Identify each line below that contains the word "name", and copy it out.

(RECORDS TO USE)

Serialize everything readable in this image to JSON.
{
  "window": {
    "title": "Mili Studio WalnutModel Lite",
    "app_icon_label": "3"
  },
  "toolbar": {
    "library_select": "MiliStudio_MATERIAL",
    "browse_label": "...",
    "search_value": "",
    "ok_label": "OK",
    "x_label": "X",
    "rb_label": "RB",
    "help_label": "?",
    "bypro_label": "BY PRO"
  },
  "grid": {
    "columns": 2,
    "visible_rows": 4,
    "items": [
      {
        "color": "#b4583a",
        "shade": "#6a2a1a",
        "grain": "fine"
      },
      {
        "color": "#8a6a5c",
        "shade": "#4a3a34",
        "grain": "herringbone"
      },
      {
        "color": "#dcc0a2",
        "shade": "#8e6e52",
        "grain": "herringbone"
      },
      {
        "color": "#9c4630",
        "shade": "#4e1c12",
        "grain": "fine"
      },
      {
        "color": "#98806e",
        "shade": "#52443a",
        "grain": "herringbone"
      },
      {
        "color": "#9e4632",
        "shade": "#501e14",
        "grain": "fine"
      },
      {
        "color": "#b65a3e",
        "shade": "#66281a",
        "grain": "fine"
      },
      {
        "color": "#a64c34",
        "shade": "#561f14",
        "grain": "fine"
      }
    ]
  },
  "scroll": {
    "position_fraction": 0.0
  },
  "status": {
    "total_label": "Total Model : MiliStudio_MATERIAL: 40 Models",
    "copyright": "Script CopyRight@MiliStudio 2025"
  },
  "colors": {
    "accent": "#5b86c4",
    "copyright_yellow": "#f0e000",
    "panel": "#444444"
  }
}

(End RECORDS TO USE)
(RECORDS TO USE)

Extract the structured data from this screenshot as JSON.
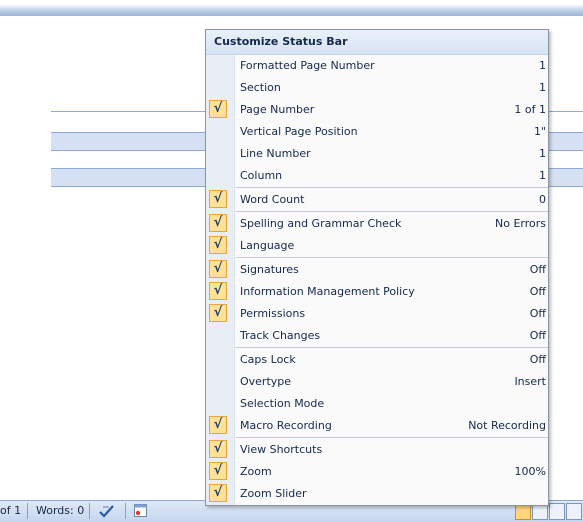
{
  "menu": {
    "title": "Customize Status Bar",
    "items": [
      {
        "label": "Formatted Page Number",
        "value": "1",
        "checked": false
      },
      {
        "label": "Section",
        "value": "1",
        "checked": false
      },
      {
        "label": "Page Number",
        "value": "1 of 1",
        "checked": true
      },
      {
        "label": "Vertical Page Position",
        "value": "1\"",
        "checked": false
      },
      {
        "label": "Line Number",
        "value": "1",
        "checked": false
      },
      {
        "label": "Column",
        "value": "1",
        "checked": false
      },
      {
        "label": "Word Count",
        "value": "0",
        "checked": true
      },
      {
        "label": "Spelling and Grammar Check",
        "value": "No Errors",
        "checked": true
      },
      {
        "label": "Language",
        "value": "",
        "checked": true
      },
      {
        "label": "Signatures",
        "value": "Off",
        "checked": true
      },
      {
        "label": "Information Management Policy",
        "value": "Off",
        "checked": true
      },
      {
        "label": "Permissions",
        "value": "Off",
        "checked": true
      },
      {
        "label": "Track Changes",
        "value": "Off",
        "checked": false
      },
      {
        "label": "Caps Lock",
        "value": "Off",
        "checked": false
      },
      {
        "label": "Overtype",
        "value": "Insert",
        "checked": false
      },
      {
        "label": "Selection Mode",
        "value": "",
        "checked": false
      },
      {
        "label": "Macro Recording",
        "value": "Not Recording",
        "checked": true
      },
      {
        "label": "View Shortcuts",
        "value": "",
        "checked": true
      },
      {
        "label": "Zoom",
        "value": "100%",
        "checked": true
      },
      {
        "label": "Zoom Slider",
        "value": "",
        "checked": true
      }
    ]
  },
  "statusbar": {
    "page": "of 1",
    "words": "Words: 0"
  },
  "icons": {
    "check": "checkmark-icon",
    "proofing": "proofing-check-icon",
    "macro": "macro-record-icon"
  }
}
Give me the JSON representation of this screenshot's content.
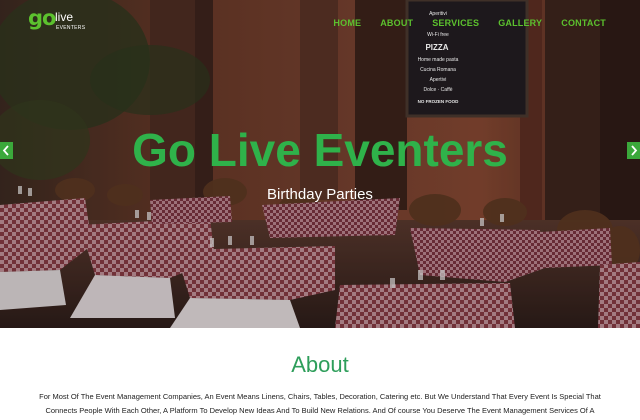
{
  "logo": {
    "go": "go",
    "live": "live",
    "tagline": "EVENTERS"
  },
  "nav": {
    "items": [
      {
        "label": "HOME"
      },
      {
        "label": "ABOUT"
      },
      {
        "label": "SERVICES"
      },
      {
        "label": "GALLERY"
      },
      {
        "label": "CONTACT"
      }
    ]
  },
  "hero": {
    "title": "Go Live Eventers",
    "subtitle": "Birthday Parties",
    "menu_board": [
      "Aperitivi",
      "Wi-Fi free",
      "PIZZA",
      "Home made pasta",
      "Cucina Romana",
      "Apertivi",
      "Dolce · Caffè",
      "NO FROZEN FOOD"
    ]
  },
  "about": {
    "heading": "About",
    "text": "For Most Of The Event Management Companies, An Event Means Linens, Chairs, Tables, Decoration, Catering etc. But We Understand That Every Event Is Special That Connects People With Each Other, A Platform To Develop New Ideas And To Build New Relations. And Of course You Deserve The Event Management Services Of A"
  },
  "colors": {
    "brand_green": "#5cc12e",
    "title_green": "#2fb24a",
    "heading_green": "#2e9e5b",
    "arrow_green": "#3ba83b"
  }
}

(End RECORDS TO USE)
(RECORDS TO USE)

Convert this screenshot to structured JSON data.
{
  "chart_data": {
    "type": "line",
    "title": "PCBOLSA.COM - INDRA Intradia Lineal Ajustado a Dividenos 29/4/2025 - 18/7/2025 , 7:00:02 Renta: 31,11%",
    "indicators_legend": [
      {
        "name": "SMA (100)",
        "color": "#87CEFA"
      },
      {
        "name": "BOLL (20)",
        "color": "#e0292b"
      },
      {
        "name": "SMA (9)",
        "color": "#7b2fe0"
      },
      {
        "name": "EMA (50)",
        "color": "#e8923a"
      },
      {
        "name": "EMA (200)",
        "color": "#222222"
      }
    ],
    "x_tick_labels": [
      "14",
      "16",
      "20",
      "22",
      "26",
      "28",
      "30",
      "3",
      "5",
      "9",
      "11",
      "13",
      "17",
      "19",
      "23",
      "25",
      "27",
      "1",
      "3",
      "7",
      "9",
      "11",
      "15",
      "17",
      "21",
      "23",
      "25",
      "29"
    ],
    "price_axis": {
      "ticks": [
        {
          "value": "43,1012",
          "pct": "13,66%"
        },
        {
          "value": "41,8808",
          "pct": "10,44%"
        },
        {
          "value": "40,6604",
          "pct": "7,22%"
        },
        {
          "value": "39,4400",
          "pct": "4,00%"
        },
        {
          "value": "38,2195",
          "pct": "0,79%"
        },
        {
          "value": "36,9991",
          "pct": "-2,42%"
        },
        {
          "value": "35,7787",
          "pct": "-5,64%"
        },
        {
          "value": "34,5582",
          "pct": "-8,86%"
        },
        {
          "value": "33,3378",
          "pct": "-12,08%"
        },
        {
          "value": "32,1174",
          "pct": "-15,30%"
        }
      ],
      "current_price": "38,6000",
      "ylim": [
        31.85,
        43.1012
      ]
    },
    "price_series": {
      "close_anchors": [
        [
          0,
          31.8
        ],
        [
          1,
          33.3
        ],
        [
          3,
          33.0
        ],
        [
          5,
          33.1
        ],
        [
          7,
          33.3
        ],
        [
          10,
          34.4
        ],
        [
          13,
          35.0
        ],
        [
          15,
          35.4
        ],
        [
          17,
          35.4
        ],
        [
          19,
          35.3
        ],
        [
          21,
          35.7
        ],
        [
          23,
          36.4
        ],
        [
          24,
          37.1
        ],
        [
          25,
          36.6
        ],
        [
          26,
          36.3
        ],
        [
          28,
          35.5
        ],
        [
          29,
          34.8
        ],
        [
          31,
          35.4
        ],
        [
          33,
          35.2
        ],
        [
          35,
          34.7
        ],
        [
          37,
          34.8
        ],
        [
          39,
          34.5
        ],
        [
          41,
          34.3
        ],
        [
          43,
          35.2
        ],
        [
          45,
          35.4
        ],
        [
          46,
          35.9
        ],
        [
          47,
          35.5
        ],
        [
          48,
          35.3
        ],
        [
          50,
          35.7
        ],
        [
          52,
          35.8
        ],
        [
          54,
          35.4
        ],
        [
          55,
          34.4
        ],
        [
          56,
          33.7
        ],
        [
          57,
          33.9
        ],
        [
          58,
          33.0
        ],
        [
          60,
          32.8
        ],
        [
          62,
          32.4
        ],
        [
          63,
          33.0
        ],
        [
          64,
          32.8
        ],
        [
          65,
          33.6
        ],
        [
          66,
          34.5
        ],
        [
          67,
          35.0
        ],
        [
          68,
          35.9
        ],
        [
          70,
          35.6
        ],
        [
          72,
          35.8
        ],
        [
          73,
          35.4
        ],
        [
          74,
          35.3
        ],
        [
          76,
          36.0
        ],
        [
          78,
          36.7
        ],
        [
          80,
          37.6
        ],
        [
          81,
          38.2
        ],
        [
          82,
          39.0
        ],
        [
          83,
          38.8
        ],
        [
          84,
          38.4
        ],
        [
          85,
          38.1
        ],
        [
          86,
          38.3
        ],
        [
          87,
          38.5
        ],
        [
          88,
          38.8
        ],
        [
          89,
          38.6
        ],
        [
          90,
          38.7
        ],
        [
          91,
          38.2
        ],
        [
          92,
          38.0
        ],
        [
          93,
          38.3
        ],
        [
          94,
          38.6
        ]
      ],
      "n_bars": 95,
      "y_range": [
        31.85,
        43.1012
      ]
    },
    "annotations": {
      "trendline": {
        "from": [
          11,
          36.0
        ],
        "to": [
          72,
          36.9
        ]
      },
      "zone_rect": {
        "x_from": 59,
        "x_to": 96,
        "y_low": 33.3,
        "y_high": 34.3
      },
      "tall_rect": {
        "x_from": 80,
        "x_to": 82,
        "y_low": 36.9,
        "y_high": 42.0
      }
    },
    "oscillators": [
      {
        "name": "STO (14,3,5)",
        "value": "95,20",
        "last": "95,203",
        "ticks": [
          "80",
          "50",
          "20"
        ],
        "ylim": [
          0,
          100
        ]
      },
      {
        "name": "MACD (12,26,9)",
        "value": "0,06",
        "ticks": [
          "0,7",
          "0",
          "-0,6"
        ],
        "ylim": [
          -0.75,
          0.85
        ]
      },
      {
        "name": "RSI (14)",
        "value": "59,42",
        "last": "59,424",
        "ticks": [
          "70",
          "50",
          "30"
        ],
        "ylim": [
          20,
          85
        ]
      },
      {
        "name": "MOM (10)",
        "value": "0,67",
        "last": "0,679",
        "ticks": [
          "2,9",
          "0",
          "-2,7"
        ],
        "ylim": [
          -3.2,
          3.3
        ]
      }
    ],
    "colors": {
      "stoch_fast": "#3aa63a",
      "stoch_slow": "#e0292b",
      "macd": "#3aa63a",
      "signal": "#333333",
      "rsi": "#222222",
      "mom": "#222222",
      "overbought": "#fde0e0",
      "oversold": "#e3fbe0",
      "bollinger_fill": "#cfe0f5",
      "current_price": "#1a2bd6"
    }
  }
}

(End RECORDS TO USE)

TASK SOLUTION
        "name": "SMA (100)",
        "name": "BOLL (20)",
        "name": "SMA (9)",
        "name": "EMA (50)",
        "name": "EMA (200)",
        "name": "STO (14,3,5)",
        "name": "MACD (12,26,9)",
        "name": "RSI (14)",
        "name": "MOM (10)",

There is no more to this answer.